As I did my daily HR reading this morning, I came across an abstract for an interesting study from Zhongxing Su and Patrick Wright (of Cornell and now University of South Carolina fame). The study examined which HR best practices are most associated with high performance in China, finding that a mix of conventional “Control HR” practices (such as open competition for positions) and “Commitment HR” practices (such as formalized grievance procedures) typically yielded better results for Chinese firms than adopting a strictly westernized HR system.

…Honestly? A lot of the practices lumped into both buckets sound like conventional/western HR practices to me. I’ll need to read the full study to learn more, but many of the practices associated with high performance at the Chinese firms – such as promotions from within and regular performance reviews – are things that good HR organizations everywhere should be doing. Regardless, this is an interesting study and you can check it out here.

With that said, the reason I shared this today is because it made me think of an interesting observation I’ve made working in a myriad of different environments around the world. I’ve served as an HR Generalist primarily supporting warehouse employees and route drivers in Boston, supported geographically dispersed client groups out of a corporate office in the heart of the Midwest, worked as a Generalist in a manufacturing plant (that sat adjacent to an office space) in a big city, and worked within a multi-national team on a project that ultimately took us to multiple corners of India. In each case the work styles of the teams I partnered with and the client groups I supported were different – no two approaches worked exactly the same.

…Now, as I’m managing people for the first time in my career I’m finding the same dynamic within teams – everyone has a different work style. As such, while there are general themes around coaching, vision, and empathy that seem to be universally effective, there are other aspects of management that vary by person (such as the degree to which they need to be micromanaged).

…As such I am beginning to think that instead of seeking to implement HR best practices / benchmark everything that we should instead be looking internally at our workforce to understand what works best for our company cultures and (local?) employee populations.

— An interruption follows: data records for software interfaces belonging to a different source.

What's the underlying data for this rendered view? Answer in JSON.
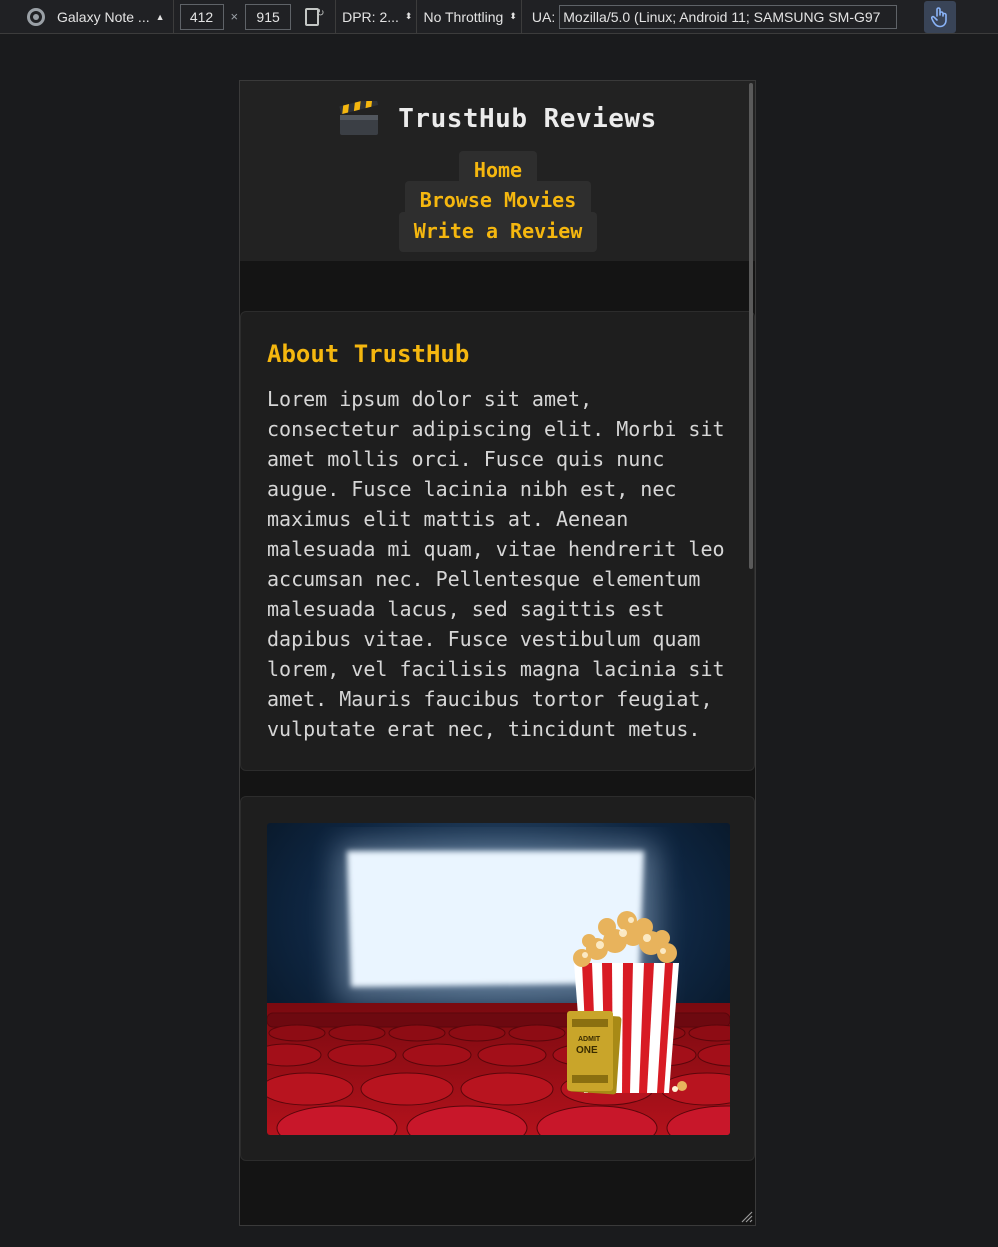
{
  "toolbar": {
    "device_name": "Galaxy Note ...",
    "width": "412",
    "times": "×",
    "height": "915",
    "dpr": "DPR: 2...",
    "throttling": "No Throttling",
    "ua_label": "UA:",
    "ua_value": "Mozilla/5.0 (Linux; Android 11; SAMSUNG SM-G97"
  },
  "site": {
    "title": "TrustHub Reviews",
    "logo_icon": "clapperboard-icon",
    "nav": [
      "Home",
      "Browse Movies",
      "Write a Review"
    ]
  },
  "about": {
    "heading": "About TrustHub",
    "body": "Lorem ipsum dolor sit amet,\nconsectetur adipiscing elit. Morbi sit\namet mollis orci. Fusce quis nunc\naugue. Fusce lacinia nibh est, nec\nmaximus elit mattis at. Aenean\nmalesuada mi quam, vitae hendrerit leo\naccumsan nec. Pellentesque elementum\nmalesuada lacus, sed sagittis est\ndapibus vitae. Fusce vestibulum quam\nlorem, vel facilisis magna lacinia sit\namet. Mauris faucibus tortor feugiat,\nvulputate erat nec, tincidunt metus."
  },
  "hero": {
    "ticket_line1": "ADMIT",
    "ticket_line2": "ONE"
  },
  "colors": {
    "accent": "#f5b70f",
    "header_bg": "#222222",
    "card_bg": "#1e1e1e",
    "page_bg": "#141414"
  }
}
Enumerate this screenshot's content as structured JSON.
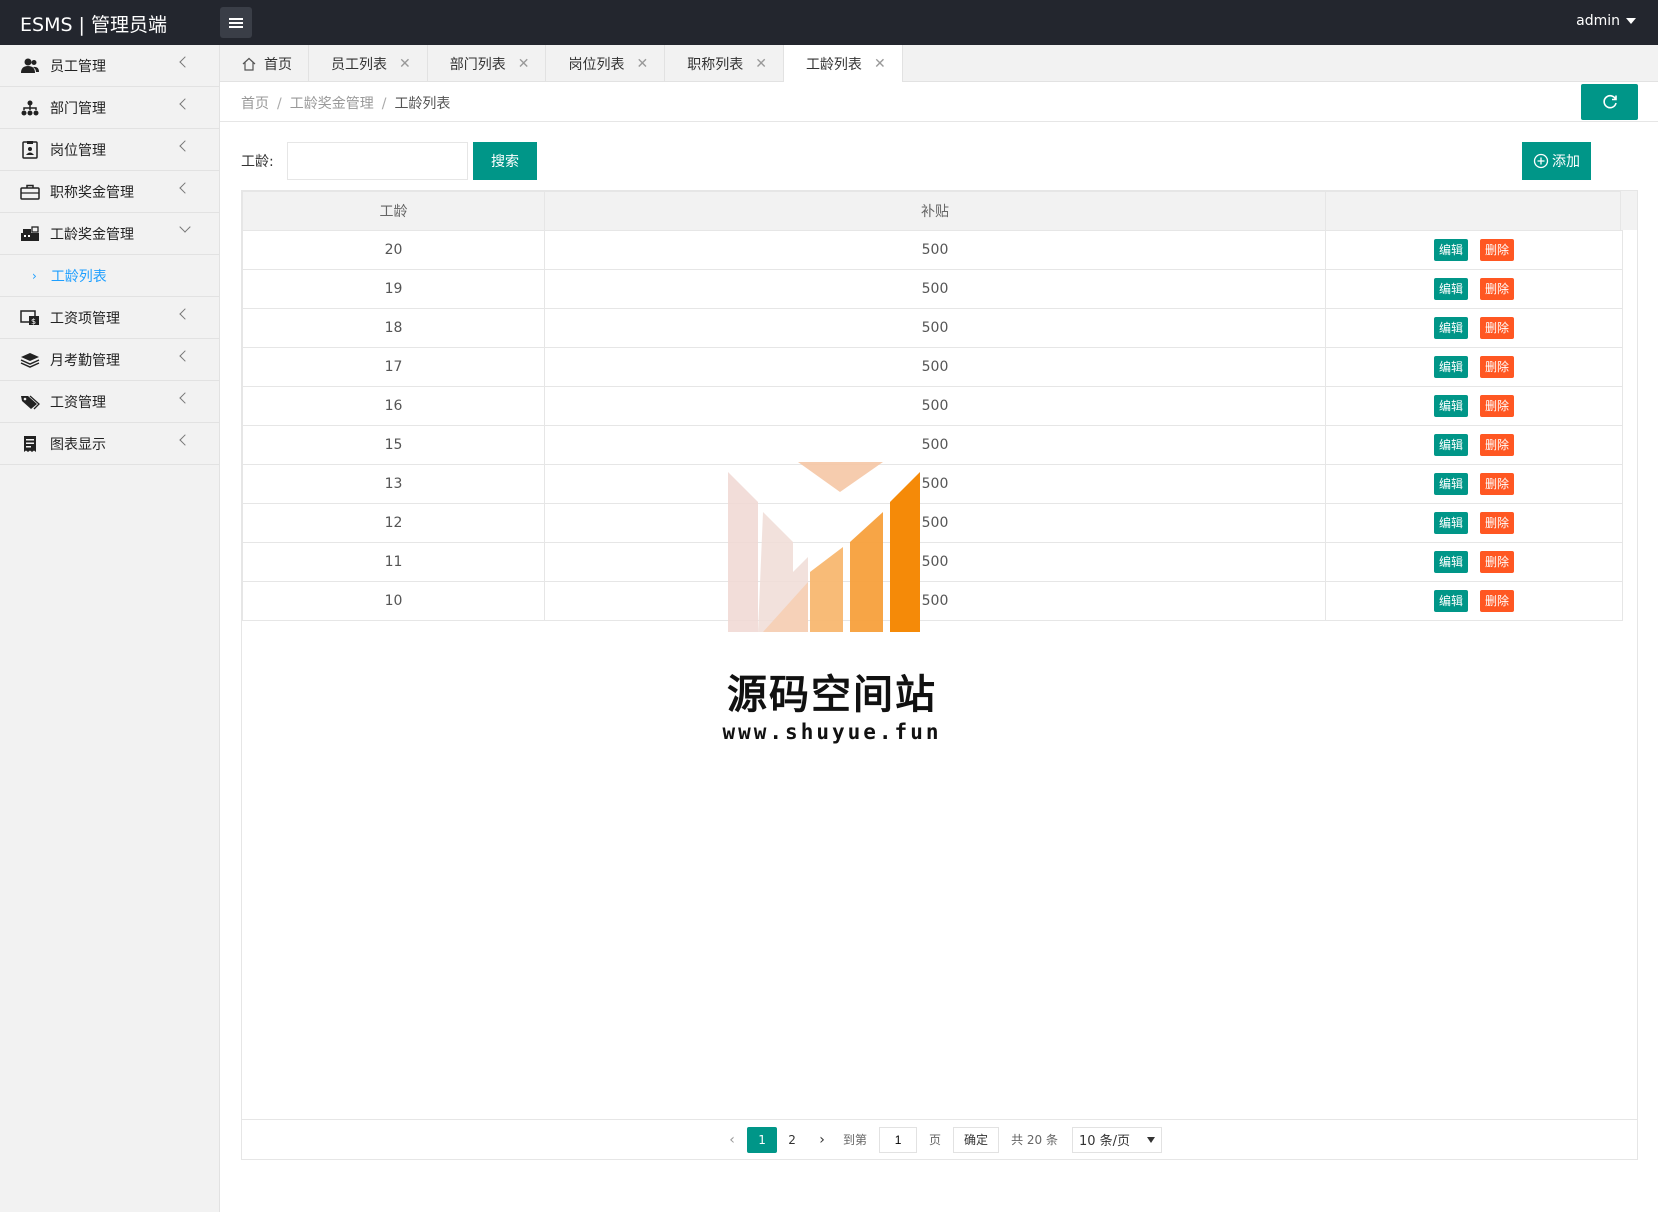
{
  "header": {
    "title": "ESMS | 管理员端",
    "user": "admin"
  },
  "sidebar": {
    "items": [
      {
        "label": "员工管理",
        "icon": "users-icon"
      },
      {
        "label": "部门管理",
        "icon": "sitemap-icon"
      },
      {
        "label": "岗位管理",
        "icon": "id-card-icon"
      },
      {
        "label": "职称奖金管理",
        "icon": "briefcase-icon"
      },
      {
        "label": "工龄奖金管理",
        "icon": "cash-register-icon"
      },
      {
        "label": "工资项管理",
        "icon": "money-screen-icon"
      },
      {
        "label": "月考勤管理",
        "icon": "layers-icon"
      },
      {
        "label": "工资管理",
        "icon": "tag-icon"
      },
      {
        "label": "图表显示",
        "icon": "receipt-icon"
      }
    ],
    "sub_items": [
      {
        "label": "工龄列表"
      }
    ]
  },
  "tabs": [
    {
      "label": "首页"
    },
    {
      "label": "员工列表"
    },
    {
      "label": "部门列表"
    },
    {
      "label": "岗位列表"
    },
    {
      "label": "职称列表"
    },
    {
      "label": "工龄列表"
    }
  ],
  "breadcrumb": [
    "首页",
    "工龄奖金管理",
    "工龄列表"
  ],
  "toolbar": {
    "search_label": "工龄:",
    "search_value": "",
    "search_button": "搜索",
    "add_button": "添加"
  },
  "table": {
    "columns": [
      "工龄",
      "补贴",
      ""
    ],
    "rows": [
      {
        "years": "20",
        "subsidy": "500"
      },
      {
        "years": "19",
        "subsidy": "500"
      },
      {
        "years": "18",
        "subsidy": "500"
      },
      {
        "years": "17",
        "subsidy": "500"
      },
      {
        "years": "16",
        "subsidy": "500"
      },
      {
        "years": "15",
        "subsidy": "500"
      },
      {
        "years": "13",
        "subsidy": "500"
      },
      {
        "years": "12",
        "subsidy": "500"
      },
      {
        "years": "11",
        "subsidy": "500"
      },
      {
        "years": "10",
        "subsidy": "500"
      }
    ],
    "edit_label": "编辑",
    "delete_label": "删除"
  },
  "pagination": {
    "pages": [
      "1",
      "2"
    ],
    "current": "1",
    "goto_prefix": "到第",
    "goto_value": "1",
    "goto_suffix": "页",
    "confirm": "确定",
    "total": "共 20 条",
    "page_size": "10 条/页"
  },
  "watermark": {
    "title": "源码空间站",
    "url": "www.shuyue.fun"
  },
  "colors": {
    "primary": "#009688",
    "danger": "#ff5722",
    "header_bg": "#23262e",
    "link": "#1e9fff"
  }
}
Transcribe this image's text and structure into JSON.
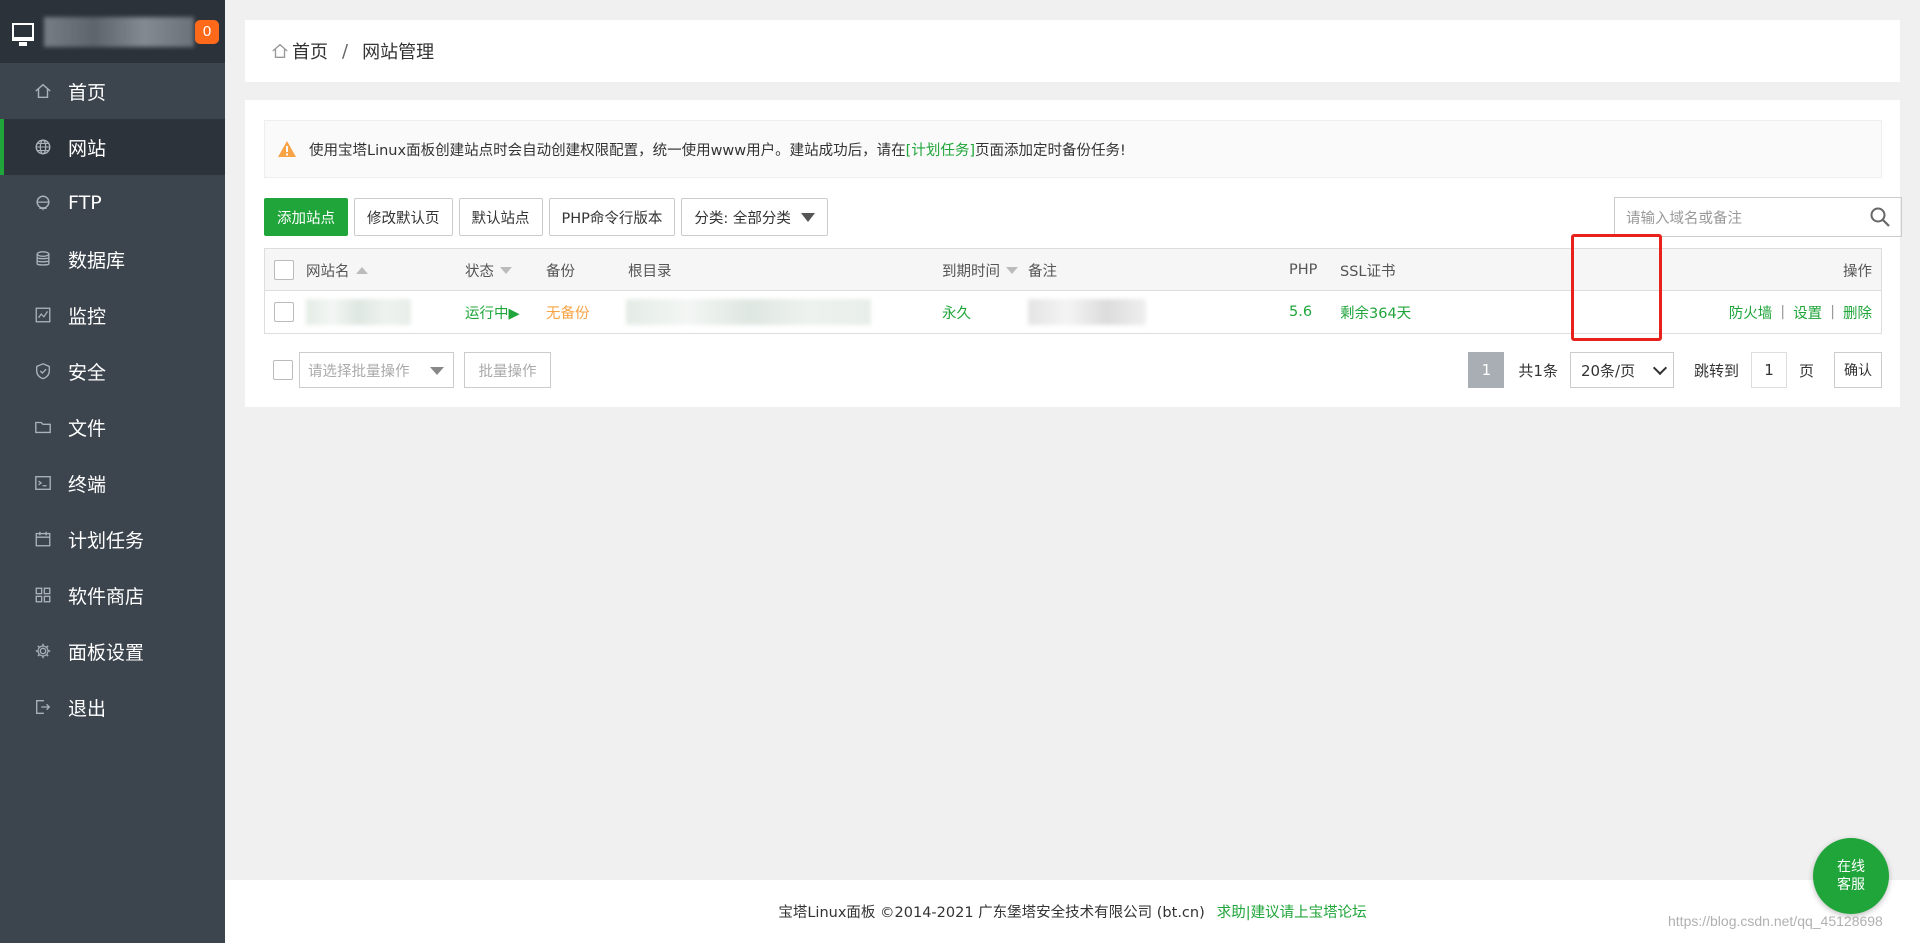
{
  "sidebar": {
    "badge": "0",
    "items": [
      {
        "label": "首页",
        "icon": "home-icon"
      },
      {
        "label": "网站",
        "icon": "globe-icon",
        "active": true
      },
      {
        "label": "FTP",
        "icon": "ftp-icon"
      },
      {
        "label": "数据库",
        "icon": "database-icon"
      },
      {
        "label": "监控",
        "icon": "monitor-chart-icon"
      },
      {
        "label": "安全",
        "icon": "shield-icon"
      },
      {
        "label": "文件",
        "icon": "folder-icon"
      },
      {
        "label": "终端",
        "icon": "terminal-icon"
      },
      {
        "label": "计划任务",
        "icon": "calendar-icon"
      },
      {
        "label": "软件商店",
        "icon": "grid-icon"
      },
      {
        "label": "面板设置",
        "icon": "gear-icon"
      },
      {
        "label": "退出",
        "icon": "logout-icon"
      }
    ]
  },
  "breadcrumb": {
    "home": "首页",
    "separator": "/",
    "current": "网站管理"
  },
  "alert": {
    "text_before": "使用宝塔Linux面板创建站点时会自动创建权限配置，统一使用www用户。建站成功后，请在",
    "link": "[计划任务]",
    "text_after": "页面添加定时备份任务!"
  },
  "toolbar": {
    "add_site": "添加站点",
    "edit_default_page": "修改默认页",
    "default_site": "默认站点",
    "php_cli_version": "PHP命令行版本",
    "category": "分类: 全部分类"
  },
  "search": {
    "placeholder": "请输入域名或备注"
  },
  "table": {
    "headers": {
      "name": "网站名",
      "status": "状态",
      "backup": "备份",
      "root": "根目录",
      "expire": "到期时间",
      "remark": "备注",
      "php": "PHP",
      "ssl": "SSL证书",
      "ops": "操作"
    },
    "rows": [
      {
        "status": "运行中▶",
        "backup": "无备份",
        "expire": "永久",
        "php": "5.6",
        "ssl": "剩余364天",
        "ops": [
          "防火墙",
          "设置",
          "删除"
        ]
      }
    ]
  },
  "batch": {
    "placeholder": "请选择批量操作",
    "button": "批量操作"
  },
  "pager": {
    "current": "1",
    "total": "共1条",
    "page_size": "20条/页",
    "jump_label": "跳转到",
    "jump_value": "1",
    "page_unit": "页",
    "confirm": "确认"
  },
  "footer": {
    "copyright": "宝塔Linux面板 ©2014-2021 广东堡塔安全技术有限公司 (bt.cn)",
    "link": "求助|建议请上宝塔论坛"
  },
  "service_button": {
    "line1": "在线",
    "line2": "客服"
  },
  "watermark": "https://blog.csdn.net/qq_45128698",
  "colors": {
    "accent": "#20a53a",
    "sidebar": "#3c444d",
    "warning": "#f7a346",
    "highlight": "#e8211c"
  }
}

I’m not sure of what this looks like from a resource or practicality standpoint yet, but I wanted to share my thoughts here this morning.

As always, please share your thoughts in the comments below.